It’s no secret that Serena Williams is an amazing athlete, but this weekend she proved – again – that she is one of the greatest athletes of all time when she won her 22nd Grand Slam title at the 2016 Wimbledon Championship. She rightly asked after the record-breaking win that “female” be removed from in front of the descriptions of her historic accomplishments, since she’s among the best of either sex. Williams is also a strong supporter of #EqualPay. She said, “I don’t think I would deserve to be paid less because of my sex, or anyone else for that matter, in any job.”

From three-time World Champion Simone Biles, to 16-year-old Laurie Hernandez and Gabby Douglas – the first Black gymnast to win the all-around champion at the 2012 Olympics – the US Gymnastics Team this year is no stranger to extremely talented women of color.

Simone Biles

Simone Biles

Gabby Douglas

Gabby Douglas

  • Simone Biles has fourteen world championship medals, two team golds, three all-around golds, three floor golds, two golds and one bronze on the balance beam, and two silvers and one bronze on vault. She is one of the most decorated U.S. gymnasts, and she’s expected to bring home many more gold medals from the Rio Olympics.
  • Laurie Hernandez is the first Latina athlete to make the U.S. Women’s Olympic Gymnastics Team since Tracee Talavera in 1984. And, at 16 years old, she’s also the youngest woman to compete on Team USA this year.
  • Gabby Douglas made history in so many ways at the 2011 London Olympics – not only did she win the individual all-around championship, she also won team gold medals. She is also the first Olympic all-around champion to return to the next Olympic Games since Nadia Comaneci in 1980!

This year’s U.S. Women’s Gymnastics Team is the most diverse in US history. As our report Finishing Last: Girls of Color and School Sports Opportunities illustrates, women of color are not always given equal opportunities to play sports in school. That’s what makes this year’s U.S. gymnastics team so amazing – it will hopefully be used as an example of what sports teams should look like on the state and local level.

U.S. swimmer Simone Manuel

U.S. swimmer Simone Manuel

U.S, Swimmer Lia Neal. Photo Credit: Erin Horan, https://www.flickr.com/photos/fort-greene/7754673948

U.S, Swimmer Lia Neal. Photo Credit: Erin Horan, https://www.flickr.com/photos/fort-greene/7754673948

The U.S. Women’s Swimming Team also made big waves this weekend when two Black women secured their spot at this year’s Olympics! This is the first time in U.S. history that two Black women will be swimming on the same team. Lia Neal and Simone Manuel have both piled up some impressive wins already – Lia Neal won bronze in the 2012 Olympics, and Simone Manuel is a two-time NCAA champion! Both of these women go to Stanford University, and they are proof of how important Title IX is in eliminating discrimination on the basis of sex in education.

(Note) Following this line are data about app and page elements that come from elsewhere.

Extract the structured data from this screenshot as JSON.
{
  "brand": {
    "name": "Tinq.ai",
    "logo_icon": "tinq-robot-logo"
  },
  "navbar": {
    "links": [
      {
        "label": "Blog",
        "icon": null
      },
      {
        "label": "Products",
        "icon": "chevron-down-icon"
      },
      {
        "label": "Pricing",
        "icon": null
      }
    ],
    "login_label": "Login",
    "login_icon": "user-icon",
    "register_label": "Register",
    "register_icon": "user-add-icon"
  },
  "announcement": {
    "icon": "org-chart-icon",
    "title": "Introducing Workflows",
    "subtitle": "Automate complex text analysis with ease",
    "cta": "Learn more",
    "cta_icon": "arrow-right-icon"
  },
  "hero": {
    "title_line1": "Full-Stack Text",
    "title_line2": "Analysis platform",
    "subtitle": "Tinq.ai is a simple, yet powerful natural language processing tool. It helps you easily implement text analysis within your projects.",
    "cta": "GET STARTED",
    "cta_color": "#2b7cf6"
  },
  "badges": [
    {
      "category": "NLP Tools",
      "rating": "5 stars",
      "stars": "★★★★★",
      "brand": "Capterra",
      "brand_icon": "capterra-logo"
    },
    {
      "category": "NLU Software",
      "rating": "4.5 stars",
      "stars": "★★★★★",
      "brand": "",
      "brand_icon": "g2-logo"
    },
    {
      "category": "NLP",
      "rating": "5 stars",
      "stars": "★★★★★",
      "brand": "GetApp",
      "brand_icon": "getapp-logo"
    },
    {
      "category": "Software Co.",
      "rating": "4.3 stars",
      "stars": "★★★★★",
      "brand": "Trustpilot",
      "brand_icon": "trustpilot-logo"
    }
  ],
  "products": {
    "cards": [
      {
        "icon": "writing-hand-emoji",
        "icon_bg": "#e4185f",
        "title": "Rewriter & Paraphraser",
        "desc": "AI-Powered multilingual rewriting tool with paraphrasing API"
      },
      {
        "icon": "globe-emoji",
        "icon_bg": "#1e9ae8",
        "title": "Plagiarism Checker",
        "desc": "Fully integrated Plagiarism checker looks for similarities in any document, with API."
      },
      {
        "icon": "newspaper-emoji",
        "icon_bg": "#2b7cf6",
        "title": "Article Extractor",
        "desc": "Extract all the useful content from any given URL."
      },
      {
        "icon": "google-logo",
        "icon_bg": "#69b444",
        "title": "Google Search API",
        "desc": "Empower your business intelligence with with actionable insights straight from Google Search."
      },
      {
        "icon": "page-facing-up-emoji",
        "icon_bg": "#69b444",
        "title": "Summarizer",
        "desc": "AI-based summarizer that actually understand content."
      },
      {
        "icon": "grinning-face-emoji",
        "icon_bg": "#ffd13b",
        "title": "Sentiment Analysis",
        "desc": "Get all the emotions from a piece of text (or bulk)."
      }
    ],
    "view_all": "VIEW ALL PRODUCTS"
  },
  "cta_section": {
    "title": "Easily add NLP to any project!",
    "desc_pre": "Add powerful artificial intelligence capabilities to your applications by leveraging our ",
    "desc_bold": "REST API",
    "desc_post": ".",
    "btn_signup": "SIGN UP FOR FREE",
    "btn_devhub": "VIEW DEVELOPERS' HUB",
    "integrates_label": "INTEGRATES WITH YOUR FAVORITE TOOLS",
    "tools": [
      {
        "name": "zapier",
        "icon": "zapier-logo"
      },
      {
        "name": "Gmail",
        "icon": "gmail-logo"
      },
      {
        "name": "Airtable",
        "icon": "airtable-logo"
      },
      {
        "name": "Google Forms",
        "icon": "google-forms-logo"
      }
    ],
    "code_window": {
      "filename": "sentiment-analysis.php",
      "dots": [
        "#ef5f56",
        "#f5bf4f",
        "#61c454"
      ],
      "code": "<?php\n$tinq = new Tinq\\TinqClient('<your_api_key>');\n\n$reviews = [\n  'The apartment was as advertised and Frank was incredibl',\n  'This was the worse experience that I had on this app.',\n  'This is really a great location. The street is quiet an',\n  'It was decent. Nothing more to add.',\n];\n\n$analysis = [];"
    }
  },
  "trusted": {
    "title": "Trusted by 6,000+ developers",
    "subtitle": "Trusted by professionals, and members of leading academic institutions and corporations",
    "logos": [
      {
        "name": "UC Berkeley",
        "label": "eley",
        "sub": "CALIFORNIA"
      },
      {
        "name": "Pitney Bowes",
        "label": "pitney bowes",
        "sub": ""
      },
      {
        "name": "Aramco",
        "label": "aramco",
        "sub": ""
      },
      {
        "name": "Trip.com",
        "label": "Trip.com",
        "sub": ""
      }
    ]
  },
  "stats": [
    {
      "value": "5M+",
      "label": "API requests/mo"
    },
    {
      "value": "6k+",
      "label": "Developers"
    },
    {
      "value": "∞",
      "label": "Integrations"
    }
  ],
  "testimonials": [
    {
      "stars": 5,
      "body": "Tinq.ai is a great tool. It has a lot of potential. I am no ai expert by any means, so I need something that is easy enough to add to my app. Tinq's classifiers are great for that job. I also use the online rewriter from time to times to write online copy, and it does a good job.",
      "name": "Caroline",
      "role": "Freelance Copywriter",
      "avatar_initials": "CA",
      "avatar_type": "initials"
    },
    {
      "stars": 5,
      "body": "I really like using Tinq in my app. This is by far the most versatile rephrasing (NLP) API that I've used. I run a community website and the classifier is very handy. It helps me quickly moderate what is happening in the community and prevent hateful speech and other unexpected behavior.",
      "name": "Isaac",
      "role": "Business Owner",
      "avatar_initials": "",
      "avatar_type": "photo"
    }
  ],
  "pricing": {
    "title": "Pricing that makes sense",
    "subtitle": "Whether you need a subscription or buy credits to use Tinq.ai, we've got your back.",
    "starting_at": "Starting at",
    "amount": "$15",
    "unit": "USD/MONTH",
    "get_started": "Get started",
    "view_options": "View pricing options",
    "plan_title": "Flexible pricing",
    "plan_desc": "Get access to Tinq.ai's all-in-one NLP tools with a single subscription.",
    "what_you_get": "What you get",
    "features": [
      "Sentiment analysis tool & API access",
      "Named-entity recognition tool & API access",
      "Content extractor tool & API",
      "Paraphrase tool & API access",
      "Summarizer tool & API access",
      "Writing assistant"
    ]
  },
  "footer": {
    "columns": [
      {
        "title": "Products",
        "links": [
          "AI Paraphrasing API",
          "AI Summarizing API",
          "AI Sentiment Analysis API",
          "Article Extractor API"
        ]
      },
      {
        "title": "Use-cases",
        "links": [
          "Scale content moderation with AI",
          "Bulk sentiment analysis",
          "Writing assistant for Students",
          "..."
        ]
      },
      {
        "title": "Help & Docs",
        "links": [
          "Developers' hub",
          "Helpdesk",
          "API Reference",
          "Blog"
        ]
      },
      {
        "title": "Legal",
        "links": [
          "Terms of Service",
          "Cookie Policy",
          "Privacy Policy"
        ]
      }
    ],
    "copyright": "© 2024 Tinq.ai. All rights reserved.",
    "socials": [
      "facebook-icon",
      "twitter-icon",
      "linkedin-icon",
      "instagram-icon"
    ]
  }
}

This week was pretty great in terms of sports and we can’t wait to see these amazing, talented, and beautiful women of color compete in the Rio Olympics this summer!